> **Work request**: What lines in the records below contain the string "this"? Copy every one.

---------- Data listing

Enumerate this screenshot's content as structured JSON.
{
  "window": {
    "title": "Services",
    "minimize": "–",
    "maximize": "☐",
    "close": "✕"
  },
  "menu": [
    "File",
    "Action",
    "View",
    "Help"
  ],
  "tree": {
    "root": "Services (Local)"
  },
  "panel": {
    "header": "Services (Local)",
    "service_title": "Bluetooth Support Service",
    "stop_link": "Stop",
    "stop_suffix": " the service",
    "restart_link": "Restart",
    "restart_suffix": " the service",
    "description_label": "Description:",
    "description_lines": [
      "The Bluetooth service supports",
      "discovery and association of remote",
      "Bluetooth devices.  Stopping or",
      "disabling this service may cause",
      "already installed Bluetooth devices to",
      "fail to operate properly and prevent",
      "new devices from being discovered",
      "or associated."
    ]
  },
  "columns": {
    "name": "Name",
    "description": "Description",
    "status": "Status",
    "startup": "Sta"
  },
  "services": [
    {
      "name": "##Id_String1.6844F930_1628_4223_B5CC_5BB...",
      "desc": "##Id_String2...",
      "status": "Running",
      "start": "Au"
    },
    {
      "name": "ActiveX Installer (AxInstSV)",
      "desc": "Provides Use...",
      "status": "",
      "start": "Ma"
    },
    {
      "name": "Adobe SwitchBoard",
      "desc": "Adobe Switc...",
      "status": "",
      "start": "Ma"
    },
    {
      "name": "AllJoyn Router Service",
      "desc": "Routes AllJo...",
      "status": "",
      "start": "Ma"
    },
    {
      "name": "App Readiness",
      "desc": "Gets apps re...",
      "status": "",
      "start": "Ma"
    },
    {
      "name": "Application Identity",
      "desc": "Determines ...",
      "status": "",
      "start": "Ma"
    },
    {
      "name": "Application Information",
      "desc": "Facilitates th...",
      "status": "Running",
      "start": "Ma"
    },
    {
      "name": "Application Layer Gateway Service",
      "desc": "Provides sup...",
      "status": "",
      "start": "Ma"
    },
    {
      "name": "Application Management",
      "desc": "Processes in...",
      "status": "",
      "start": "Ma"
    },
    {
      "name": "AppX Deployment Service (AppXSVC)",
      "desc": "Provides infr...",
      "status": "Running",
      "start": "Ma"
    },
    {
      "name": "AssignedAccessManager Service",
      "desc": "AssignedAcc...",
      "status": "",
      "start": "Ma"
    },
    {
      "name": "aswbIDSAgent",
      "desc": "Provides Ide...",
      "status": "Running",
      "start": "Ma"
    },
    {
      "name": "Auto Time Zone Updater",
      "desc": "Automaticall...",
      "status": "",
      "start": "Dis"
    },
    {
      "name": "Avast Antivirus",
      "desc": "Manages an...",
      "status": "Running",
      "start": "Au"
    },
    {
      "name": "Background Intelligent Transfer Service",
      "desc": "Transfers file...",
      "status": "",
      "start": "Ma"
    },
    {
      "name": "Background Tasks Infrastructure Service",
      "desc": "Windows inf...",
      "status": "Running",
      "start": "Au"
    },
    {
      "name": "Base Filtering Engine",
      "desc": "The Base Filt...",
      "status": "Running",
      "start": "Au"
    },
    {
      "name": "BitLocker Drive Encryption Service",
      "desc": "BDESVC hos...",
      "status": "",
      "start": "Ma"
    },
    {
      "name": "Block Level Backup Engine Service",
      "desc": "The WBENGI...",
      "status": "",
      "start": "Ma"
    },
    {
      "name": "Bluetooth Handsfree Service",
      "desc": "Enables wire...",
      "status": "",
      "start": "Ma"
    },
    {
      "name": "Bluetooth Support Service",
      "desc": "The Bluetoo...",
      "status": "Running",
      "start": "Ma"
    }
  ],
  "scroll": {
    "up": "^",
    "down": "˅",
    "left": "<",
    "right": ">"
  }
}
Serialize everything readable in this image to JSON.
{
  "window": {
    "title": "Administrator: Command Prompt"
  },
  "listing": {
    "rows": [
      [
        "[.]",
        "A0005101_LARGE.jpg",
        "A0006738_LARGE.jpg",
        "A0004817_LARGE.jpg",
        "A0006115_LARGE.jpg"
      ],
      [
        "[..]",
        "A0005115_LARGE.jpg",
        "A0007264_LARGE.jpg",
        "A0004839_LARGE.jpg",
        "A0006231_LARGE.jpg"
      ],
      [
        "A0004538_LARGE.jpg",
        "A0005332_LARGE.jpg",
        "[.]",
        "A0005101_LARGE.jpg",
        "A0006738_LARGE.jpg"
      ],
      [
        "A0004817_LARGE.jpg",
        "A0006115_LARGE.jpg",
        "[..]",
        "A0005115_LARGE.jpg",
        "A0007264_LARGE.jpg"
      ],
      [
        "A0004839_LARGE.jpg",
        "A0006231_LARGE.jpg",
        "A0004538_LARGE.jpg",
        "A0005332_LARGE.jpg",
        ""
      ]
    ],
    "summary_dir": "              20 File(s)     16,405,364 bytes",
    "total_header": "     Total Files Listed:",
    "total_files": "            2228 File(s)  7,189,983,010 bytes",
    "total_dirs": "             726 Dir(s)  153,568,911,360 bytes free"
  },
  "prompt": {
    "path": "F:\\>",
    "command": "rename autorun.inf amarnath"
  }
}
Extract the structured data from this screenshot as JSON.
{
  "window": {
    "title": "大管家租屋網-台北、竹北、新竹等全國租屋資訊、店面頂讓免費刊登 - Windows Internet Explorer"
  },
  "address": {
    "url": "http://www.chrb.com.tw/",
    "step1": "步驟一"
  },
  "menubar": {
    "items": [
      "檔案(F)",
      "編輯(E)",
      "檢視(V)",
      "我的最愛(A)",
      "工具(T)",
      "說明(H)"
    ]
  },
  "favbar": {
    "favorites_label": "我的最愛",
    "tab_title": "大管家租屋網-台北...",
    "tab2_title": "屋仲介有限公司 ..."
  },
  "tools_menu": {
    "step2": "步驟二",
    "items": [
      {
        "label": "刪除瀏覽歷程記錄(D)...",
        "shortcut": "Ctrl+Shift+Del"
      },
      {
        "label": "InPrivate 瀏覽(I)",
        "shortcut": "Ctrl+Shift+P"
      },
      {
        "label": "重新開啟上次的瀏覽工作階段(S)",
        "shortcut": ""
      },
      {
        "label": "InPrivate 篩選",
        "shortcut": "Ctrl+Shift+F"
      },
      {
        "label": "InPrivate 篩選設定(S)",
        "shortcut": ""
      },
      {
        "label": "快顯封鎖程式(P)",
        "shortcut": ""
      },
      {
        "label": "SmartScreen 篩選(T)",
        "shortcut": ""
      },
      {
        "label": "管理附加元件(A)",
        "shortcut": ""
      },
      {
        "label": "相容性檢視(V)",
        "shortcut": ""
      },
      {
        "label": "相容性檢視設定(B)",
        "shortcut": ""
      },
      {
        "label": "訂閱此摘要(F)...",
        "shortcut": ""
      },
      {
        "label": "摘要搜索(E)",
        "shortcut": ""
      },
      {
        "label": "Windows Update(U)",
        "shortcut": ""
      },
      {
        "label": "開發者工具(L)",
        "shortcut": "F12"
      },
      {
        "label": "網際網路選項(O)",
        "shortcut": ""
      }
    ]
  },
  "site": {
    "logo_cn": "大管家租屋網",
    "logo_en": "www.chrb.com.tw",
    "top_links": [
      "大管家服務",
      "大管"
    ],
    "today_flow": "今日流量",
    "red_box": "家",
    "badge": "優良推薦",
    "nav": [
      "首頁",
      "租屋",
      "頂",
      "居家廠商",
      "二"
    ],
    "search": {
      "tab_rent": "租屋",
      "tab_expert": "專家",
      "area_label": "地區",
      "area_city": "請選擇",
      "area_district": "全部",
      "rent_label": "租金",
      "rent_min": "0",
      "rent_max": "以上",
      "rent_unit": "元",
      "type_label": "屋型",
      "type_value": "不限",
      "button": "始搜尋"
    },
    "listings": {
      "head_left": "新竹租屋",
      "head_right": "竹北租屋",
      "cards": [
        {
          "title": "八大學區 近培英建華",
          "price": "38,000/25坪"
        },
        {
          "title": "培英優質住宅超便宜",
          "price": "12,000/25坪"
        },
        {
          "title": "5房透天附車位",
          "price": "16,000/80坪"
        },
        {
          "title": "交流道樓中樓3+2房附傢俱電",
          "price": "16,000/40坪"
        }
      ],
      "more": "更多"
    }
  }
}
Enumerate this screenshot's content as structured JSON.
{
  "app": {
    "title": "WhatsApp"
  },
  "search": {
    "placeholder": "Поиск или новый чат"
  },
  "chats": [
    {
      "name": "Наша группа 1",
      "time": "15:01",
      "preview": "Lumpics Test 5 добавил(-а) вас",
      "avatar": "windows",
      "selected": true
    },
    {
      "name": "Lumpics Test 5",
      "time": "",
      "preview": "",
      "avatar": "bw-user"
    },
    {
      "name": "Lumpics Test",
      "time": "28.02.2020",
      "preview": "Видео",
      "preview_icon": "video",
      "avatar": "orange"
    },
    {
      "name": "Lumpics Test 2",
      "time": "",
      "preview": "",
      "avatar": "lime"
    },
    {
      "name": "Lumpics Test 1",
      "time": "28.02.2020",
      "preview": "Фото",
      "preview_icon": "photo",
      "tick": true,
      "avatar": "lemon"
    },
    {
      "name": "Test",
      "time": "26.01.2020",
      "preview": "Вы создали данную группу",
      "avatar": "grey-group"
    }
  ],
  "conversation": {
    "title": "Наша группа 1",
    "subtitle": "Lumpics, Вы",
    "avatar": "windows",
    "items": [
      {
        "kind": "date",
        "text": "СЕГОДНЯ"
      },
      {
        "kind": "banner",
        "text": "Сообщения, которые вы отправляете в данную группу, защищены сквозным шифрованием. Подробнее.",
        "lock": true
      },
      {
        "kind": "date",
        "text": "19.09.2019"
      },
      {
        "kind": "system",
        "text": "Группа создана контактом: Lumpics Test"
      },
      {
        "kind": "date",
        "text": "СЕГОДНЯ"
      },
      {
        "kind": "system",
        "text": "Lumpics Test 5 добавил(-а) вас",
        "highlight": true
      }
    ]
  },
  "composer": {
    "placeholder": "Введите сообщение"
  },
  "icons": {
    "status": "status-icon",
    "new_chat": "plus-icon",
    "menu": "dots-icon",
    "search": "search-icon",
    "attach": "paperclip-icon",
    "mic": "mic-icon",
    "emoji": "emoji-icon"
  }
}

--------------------

> **Your solution**:
Enumerate this screenshot's content as structured JSON.
      "disabling this service may cause",
Serialize everything readable in this image to JSON.
Extract the structured data from this screenshot as JSON.
Enumerate this screenshot's content as structured JSON.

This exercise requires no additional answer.